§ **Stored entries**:
-=-=-=-=-

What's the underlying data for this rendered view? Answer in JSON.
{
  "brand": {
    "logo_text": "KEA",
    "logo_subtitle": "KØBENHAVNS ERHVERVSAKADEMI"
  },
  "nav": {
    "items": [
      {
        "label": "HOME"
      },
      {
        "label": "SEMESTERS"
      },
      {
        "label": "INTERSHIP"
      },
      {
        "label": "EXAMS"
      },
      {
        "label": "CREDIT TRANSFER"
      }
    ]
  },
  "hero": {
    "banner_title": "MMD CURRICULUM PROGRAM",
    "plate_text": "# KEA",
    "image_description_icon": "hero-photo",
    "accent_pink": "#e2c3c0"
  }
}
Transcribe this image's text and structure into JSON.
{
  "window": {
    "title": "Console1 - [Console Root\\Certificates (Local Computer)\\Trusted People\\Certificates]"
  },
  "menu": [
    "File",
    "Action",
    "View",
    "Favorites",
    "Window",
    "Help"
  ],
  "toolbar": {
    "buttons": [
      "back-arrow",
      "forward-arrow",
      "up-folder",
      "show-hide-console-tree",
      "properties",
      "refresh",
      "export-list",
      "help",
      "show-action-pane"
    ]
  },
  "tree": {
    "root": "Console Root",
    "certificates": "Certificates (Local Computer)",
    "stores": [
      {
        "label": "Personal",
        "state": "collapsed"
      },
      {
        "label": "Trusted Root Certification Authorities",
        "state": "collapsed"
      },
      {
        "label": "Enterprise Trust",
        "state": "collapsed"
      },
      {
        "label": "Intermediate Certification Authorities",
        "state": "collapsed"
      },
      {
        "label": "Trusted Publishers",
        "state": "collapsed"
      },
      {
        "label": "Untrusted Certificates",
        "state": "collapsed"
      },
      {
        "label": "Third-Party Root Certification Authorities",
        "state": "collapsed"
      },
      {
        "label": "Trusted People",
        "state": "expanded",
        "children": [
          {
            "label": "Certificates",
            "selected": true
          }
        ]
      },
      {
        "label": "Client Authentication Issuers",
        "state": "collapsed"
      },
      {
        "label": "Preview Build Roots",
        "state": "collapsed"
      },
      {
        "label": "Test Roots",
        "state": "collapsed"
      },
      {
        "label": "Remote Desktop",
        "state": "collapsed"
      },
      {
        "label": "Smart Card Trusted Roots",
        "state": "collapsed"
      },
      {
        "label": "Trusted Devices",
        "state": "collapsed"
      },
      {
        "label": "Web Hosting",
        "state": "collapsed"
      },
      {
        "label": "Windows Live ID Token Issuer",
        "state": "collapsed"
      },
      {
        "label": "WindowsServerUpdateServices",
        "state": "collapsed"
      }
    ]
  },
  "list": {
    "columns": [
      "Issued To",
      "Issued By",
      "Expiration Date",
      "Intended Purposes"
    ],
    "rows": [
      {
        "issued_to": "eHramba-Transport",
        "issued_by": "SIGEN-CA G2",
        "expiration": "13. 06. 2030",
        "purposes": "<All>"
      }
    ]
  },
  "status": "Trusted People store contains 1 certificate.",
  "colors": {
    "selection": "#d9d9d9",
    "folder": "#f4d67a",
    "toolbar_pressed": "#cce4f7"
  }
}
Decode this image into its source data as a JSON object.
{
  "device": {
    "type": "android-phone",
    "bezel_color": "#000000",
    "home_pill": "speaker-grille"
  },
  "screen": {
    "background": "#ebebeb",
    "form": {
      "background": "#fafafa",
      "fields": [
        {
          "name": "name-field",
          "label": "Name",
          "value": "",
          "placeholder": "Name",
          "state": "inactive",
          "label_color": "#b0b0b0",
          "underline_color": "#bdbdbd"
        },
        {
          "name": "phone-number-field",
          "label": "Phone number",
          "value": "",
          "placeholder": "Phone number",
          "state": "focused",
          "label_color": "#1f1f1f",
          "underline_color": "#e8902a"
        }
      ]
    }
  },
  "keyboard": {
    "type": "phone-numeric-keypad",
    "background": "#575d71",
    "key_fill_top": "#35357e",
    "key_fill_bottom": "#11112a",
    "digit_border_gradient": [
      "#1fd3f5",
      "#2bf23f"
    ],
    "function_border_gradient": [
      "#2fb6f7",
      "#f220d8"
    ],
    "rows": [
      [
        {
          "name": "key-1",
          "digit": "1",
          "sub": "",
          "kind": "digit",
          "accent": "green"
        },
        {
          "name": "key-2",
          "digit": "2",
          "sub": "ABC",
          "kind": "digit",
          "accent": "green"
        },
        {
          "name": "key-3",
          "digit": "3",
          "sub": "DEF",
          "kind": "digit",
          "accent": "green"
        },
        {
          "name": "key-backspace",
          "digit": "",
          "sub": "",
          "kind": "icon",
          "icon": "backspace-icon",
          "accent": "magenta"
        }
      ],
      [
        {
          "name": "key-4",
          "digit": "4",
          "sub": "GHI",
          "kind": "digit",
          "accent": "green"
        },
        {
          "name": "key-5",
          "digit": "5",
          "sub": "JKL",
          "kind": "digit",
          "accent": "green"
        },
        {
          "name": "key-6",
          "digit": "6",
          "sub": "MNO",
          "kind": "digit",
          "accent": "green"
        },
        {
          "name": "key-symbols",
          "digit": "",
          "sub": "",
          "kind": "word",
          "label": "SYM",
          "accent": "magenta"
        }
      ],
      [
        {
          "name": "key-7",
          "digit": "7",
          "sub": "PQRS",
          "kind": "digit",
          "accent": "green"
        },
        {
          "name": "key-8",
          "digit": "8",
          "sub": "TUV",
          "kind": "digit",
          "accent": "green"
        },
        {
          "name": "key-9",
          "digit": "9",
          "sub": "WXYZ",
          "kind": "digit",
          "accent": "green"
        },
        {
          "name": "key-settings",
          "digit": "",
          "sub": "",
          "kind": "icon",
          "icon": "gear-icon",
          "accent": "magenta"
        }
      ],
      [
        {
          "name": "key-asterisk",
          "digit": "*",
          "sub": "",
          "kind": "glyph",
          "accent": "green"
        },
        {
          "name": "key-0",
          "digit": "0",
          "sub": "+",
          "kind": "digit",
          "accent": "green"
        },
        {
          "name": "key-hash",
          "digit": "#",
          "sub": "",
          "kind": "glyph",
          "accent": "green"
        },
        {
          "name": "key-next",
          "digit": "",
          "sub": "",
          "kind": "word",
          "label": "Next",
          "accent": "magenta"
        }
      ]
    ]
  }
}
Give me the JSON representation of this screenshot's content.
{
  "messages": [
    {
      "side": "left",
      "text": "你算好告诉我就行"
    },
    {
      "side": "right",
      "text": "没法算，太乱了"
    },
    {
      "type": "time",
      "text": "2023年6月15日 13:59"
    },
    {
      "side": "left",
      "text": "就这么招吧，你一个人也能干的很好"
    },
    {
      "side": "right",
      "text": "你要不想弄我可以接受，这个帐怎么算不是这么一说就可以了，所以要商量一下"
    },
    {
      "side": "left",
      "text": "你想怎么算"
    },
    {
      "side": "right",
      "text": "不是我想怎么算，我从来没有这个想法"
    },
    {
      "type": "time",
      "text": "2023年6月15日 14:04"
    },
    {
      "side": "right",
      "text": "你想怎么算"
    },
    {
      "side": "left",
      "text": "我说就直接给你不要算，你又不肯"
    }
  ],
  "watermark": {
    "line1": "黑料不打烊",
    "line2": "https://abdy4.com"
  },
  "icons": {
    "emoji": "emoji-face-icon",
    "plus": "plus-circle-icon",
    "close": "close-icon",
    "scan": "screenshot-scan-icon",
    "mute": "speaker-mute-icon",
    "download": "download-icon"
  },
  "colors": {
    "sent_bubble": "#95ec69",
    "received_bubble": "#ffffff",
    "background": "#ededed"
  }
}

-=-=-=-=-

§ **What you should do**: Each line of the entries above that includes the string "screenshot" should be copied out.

§ **Exercise answer**:
Give me the JSON representation of this screenshot's content.
    "scan": "screenshot-scan-icon",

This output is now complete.